Des Plaines may soon see a decrease in the numbers of police and fire calls from the Rivers Casino, officials said Wednesday during a public safety committee meeting.
Nearly a year since the Rivers Casino opened in Des Plaines, the city's public safety departments have fielded 1,467 police and 232 fire-related calls from Aug. 1 through June 30, officials said.
Fire Chief Alan Wax said the Rivers Casino is in the process of getting state approval to provide its own emergency medical services that would significantly reduce the burden on the fire department.
In the past year, the fire department has responded to between 20 and 22 calls on average per month -- with the exception of October, May and June -- at the casino, officials said. Of the 232 calls, 38 percent required advance life support, 21 percent were for basic life support, and in another 38 percent of cases patients refused treatment.
Wax said casino officials expect to have at least two emergency medical technicians on duty per shift that can handle first aid and other basic emergency treatments that don't require transportation to a hospital, as well as enter medical reports and charts into a computer system and sign patient releases.
"Roughly 35 to 37 percent of the calls we respond to, we won't have to go out on," Wax said. "We will be reducing the numbers once the casino's EMTs come online. If it's a minor call, they'll be able to sign the release themselves. If the people need to go to the hospital, they are going to call us."
Wax was hopeful that state approval of the casino's EMS status would come within a few weeks.
Acting Police Chief Mike Kozak said a majority of the 1,467 calls the police department responded to at the casino were responses for criminal trespass. Police officers aided fire department personnel in 210 calls, and 111 calls were for providing casino patrons assistance with lockouts.
Police also responded to 110 complaints about intoxicated individuals, and five assaults.
In all, police response to calls from the casino represented 2.4 percent of the total number of calls, or 61,000, the department handled citywide during the same time period, Kozak said.
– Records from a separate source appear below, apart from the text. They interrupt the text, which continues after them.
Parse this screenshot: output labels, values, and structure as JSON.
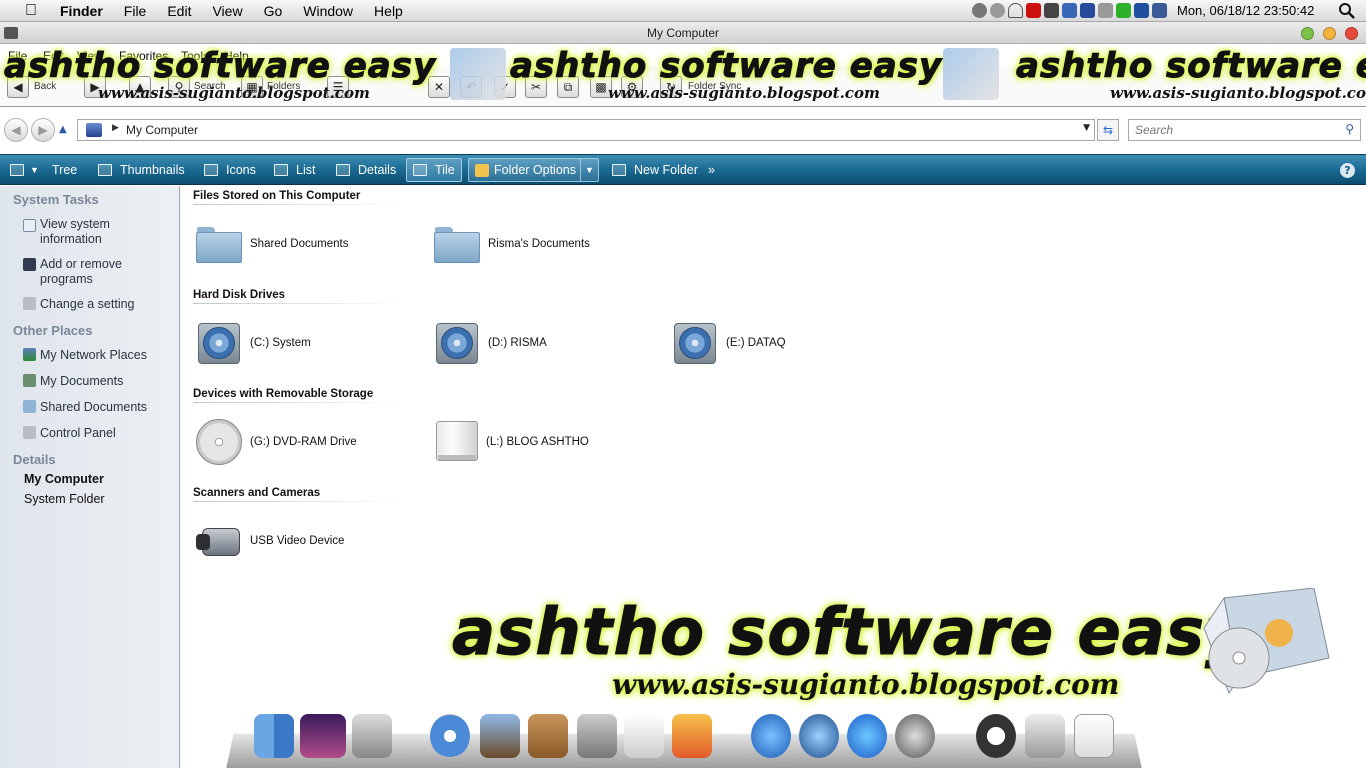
{
  "menubar": {
    "app": "Finder",
    "items": [
      "File",
      "Edit",
      "View",
      "Go",
      "Window",
      "Help"
    ],
    "clock": "Mon, 06/18/12  23:50:42"
  },
  "window": {
    "title": "My Computer"
  },
  "xp_menu": [
    "File",
    "Edit",
    "View",
    "Favorites",
    "Tools",
    "Help"
  ],
  "toolbar": {
    "back": "Back",
    "search": "Search",
    "folders": "Folders",
    "folder_sync": "Folder Sync"
  },
  "banner": {
    "brand": "ashtho software easy",
    "url": "www.asis-sugianto.blogspot.com"
  },
  "address": {
    "location": "My Computer"
  },
  "search": {
    "placeholder": "Search"
  },
  "commands": {
    "tree": "Tree",
    "thumbnails": "Thumbnails",
    "icons": "Icons",
    "list": "List",
    "details": "Details",
    "tile": "Tile",
    "folder_options": "Folder Options",
    "new_folder": "New Folder",
    "more": "»",
    "help": "?"
  },
  "sidebar": {
    "system_tasks": {
      "title": "System Tasks",
      "items": [
        {
          "line1": "View system",
          "line2": "information"
        },
        {
          "line1": "Add or remove",
          "line2": "programs"
        },
        {
          "line1": "Change a setting",
          "line2": ""
        }
      ]
    },
    "other_places": {
      "title": "Other Places",
      "items": [
        "My Network Places",
        "My Documents",
        "Shared Documents",
        "Control Panel"
      ]
    },
    "details": {
      "title": "Details",
      "name": "My Computer",
      "type": "System Folder"
    }
  },
  "groups": {
    "files": {
      "title": "Files Stored on This Computer",
      "items": [
        "Shared Documents",
        "Risma's Documents"
      ]
    },
    "drives": {
      "title": "Hard Disk Drives",
      "items": [
        "(C:) System",
        "(D:) RISMA",
        "(E:) DATAQ"
      ]
    },
    "removable": {
      "title": "Devices with Removable Storage",
      "items": [
        "(G:) DVD-RAM Drive",
        "(L:) BLOG ASHTHO"
      ]
    },
    "scanners": {
      "title": "Scanners and Cameras",
      "items": [
        "USB Video Device"
      ]
    }
  },
  "dock": {
    "icons": [
      "finder-icon",
      "photo-icon",
      "disk-utility-icon",
      "safari-icon",
      "mail-icon",
      "address-book-icon",
      "calculator-icon",
      "textedit-icon",
      "app-store-pencil-icon",
      "itunes-icon",
      "quicktime-icon",
      "app-store-icon",
      "launchpad-icon",
      "power-icon",
      "trash-icon",
      "preview-icon"
    ]
  },
  "colors": {
    "cmdbar": "#1b6a93",
    "banner_glow": "#d4f53a",
    "sidebar_heading": "#7a8799"
  }
}
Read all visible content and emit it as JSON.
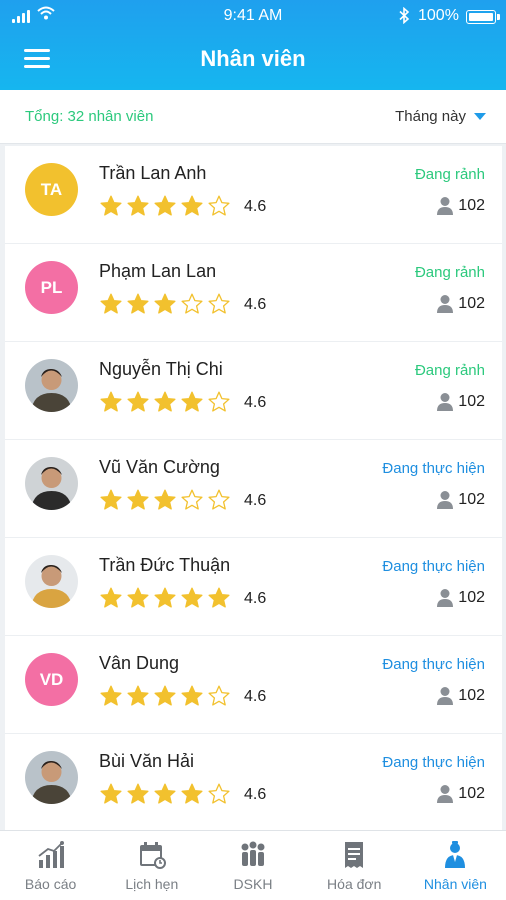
{
  "status_bar": {
    "time": "9:41 AM",
    "battery": "100%"
  },
  "header": {
    "title": "Nhân viên"
  },
  "summary": {
    "total": "Tổng: 32 nhân viên",
    "period": "Tháng này"
  },
  "colors": {
    "accent": "#1f9be8",
    "free": "#2cc97d",
    "busy": "#1f8fe0",
    "star": "#f2c12e",
    "avatar_yellow": "#f2c12e",
    "avatar_pink": "#f36fa4"
  },
  "employees": [
    {
      "initials": "TA",
      "avatar_color": "#f2c12e",
      "name": "Trần Lan Anh",
      "stars": 4,
      "rating": "4.6",
      "status": "Đang rảnh",
      "status_kind": "free",
      "count": "102"
    },
    {
      "initials": "PL",
      "avatar_color": "#f36fa4",
      "name": "Phạm Lan Lan",
      "stars": 3,
      "rating": "4.6",
      "status": "Đang rảnh",
      "status_kind": "free",
      "count": "102"
    },
    {
      "initials": "",
      "avatar_color": "photo",
      "name": "Nguyễn Thị Chi",
      "stars": 4,
      "rating": "4.6",
      "status": "Đang rảnh",
      "status_kind": "free",
      "count": "102"
    },
    {
      "initials": "",
      "avatar_color": "photo",
      "name": "Vũ Văn Cường",
      "stars": 3,
      "rating": "4.6",
      "status": "Đang thực hiện",
      "status_kind": "busy",
      "count": "102"
    },
    {
      "initials": "",
      "avatar_color": "photo",
      "name": "Trần Đức Thuận",
      "stars": 5,
      "rating": "4.6",
      "status": "Đang thực hiện",
      "status_kind": "busy",
      "count": "102"
    },
    {
      "initials": "VD",
      "avatar_color": "#f36fa4",
      "name": "Vân Dung",
      "stars": 4,
      "rating": "4.6",
      "status": "Đang thực hiện",
      "status_kind": "busy",
      "count": "102"
    },
    {
      "initials": "",
      "avatar_color": "photo",
      "name": "Bùi Văn Hải",
      "stars": 4,
      "rating": "4.6",
      "status": "Đang thực hiện",
      "status_kind": "busy",
      "count": "102"
    }
  ],
  "tabs": [
    {
      "label": "Báo cáo",
      "icon": "chart-icon",
      "active": false
    },
    {
      "label": "Lịch hẹn",
      "icon": "calendar-icon",
      "active": false
    },
    {
      "label": "DSKH",
      "icon": "customers-icon",
      "active": false
    },
    {
      "label": "Hóa đơn",
      "icon": "invoice-icon",
      "active": false
    },
    {
      "label": "Nhân viên",
      "icon": "staff-icon",
      "active": true
    }
  ]
}
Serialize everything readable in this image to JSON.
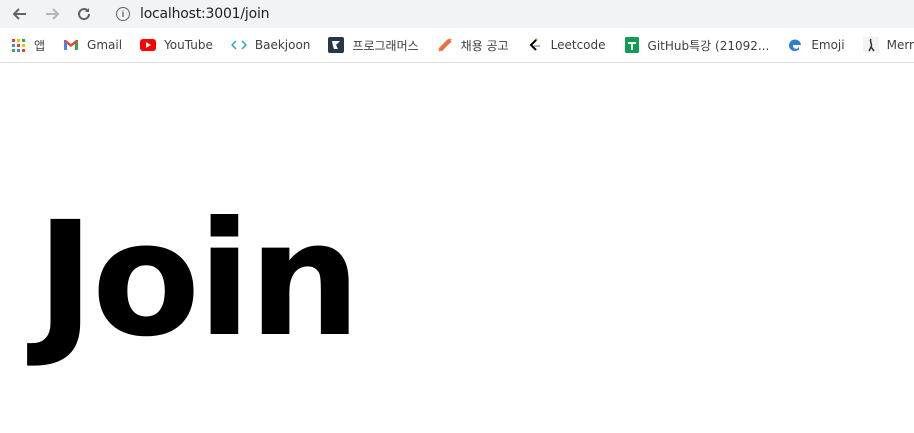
{
  "browser": {
    "url": "localhost:3001/join",
    "icons": {
      "back": "arrow-left-icon",
      "forward": "arrow-right-icon",
      "reload": "reload-icon",
      "site_info": "info-icon"
    }
  },
  "bookmarks": [
    {
      "label": "앱",
      "icon": "apps-grid-icon"
    },
    {
      "label": "Gmail",
      "icon": "gmail-icon"
    },
    {
      "label": "YouTube",
      "icon": "youtube-icon"
    },
    {
      "label": "Baekjoon",
      "icon": "code-brackets-icon"
    },
    {
      "label": "프로그래머스",
      "icon": "programmers-icon"
    },
    {
      "label": "채용 공고",
      "icon": "rocket-icon"
    },
    {
      "label": "Leetcode",
      "icon": "leetcode-icon"
    },
    {
      "label": "GitHub특강 (21092...",
      "icon": "google-sheets-icon"
    },
    {
      "label": "Emoji",
      "icon": "edge-icon"
    },
    {
      "label": "Mermaid",
      "icon": "mermaid-icon"
    }
  ],
  "page": {
    "heading": "Join"
  },
  "colors": {
    "toolbar_bg": "#f1f3f4",
    "heading": "#000000",
    "youtube_red": "#ff0000",
    "sheets_green": "#0f9d58"
  }
}
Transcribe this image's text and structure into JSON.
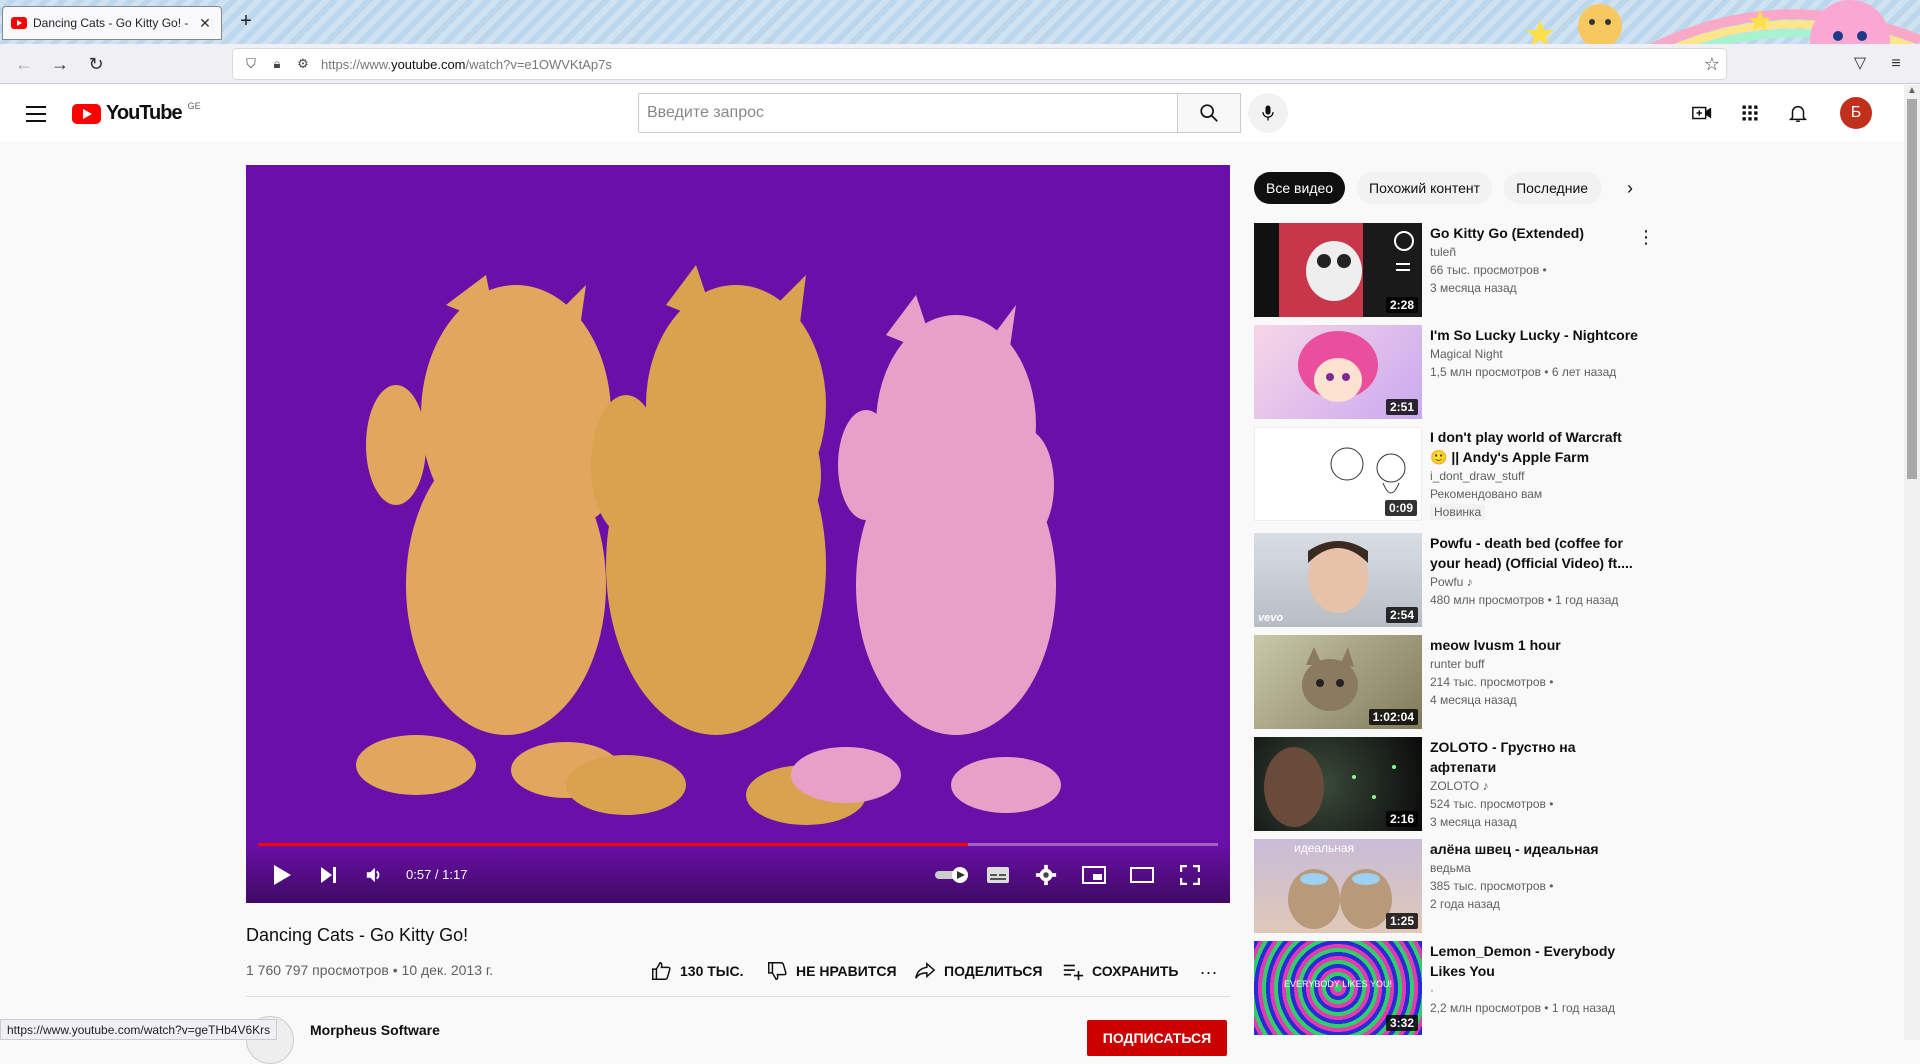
{
  "browser": {
    "tab_title": "Dancing Cats - Go Kitty Go! - YouTube",
    "new_tab": "+",
    "url_prefix": "https://www.",
    "url_domain": "youtube.com",
    "url_path": "/watch?v=e1OWVKtAp7s",
    "status_url": "https://www.youtube.com/watch?v=geTHb4V6Krs"
  },
  "header": {
    "logo": "YouTube",
    "country": "GE",
    "search_placeholder": "Введите запрос",
    "avatar_letter": "Б"
  },
  "player": {
    "time": "0:57 / 1:17",
    "progress": 0.74,
    "colors": {
      "background": "#6a10a8",
      "progress": "#ff0000"
    }
  },
  "video": {
    "title": "Dancing Cats - Go Kitty Go!",
    "meta": "1 760 797 просмотров • 10 дек. 2013 г.",
    "like": "130 ТЫС.",
    "dislike": "НЕ НРАВИТСЯ",
    "share": "ПОДЕЛИТЬСЯ",
    "save": "СОХРАНИТЬ",
    "more": "...",
    "channel": "Morpheus Software",
    "subscribe": "ПОДПИСАТЬСЯ"
  },
  "chips": [
    {
      "label": "Все видео"
    },
    {
      "label": "Похожий контент"
    },
    {
      "label": "Последние"
    }
  ],
  "recommendations": [
    {
      "title": "Go Kitty Go (Extended)",
      "channel": "tuleñ",
      "line1": "66 тыс. просмотров •",
      "line2": "3 месяца назад",
      "duration": "2:28"
    },
    {
      "title": "I'm So Lucky Lucky - Nightcore",
      "channel": "Magical Night",
      "line1": "1,5 млн просмотров • 6 лет назад",
      "line2": "",
      "duration": "2:51"
    },
    {
      "title": "I don't play world of Warcraft 🙂 || Andy's Apple Farm",
      "channel": "i_dont_draw_stuff",
      "line1": "Рекомендовано вам",
      "line2": "Новинка",
      "duration": "0:09"
    },
    {
      "title": "Powfu - death bed (coffee for your head) (Official Video) ft....",
      "channel": "Powfu ♪",
      "line1": "480 млн просмотров • 1 год назад",
      "line2": "",
      "duration": "2:54",
      "overlay": "vevo"
    },
    {
      "title": "meow lvusm 1 hour",
      "channel": "runter buff",
      "line1": "214 тыс. просмотров •",
      "line2": "4 месяца назад",
      "duration": "1:02:04"
    },
    {
      "title": "ZOLOTO - Грустно на афтепати",
      "channel": "ZOLOTO ♪",
      "line1": "524 тыс. просмотров •",
      "line2": "3 месяца назад",
      "duration": "2:16"
    },
    {
      "title": "алёна швец - идеальная",
      "channel": "ведьма",
      "line1": "385 тыс. просмотров •",
      "line2": "2 года назад",
      "duration": "1:25",
      "overlay": "идеальная"
    },
    {
      "title": "Lemon_Demon - Everybody Likes You",
      "channel": "·",
      "line1": "2,2 млн просмотров • 1 год назад",
      "line2": "",
      "duration": "3:32",
      "overlay": "EVERYBODY LIKES YOU!"
    }
  ]
}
"That kind of puts it into perspective," Kozak said. "It's not a big volume."
Both departments, especially fire, derive financial benefit from certain calls, but neither could quantify the revenues Wednesday.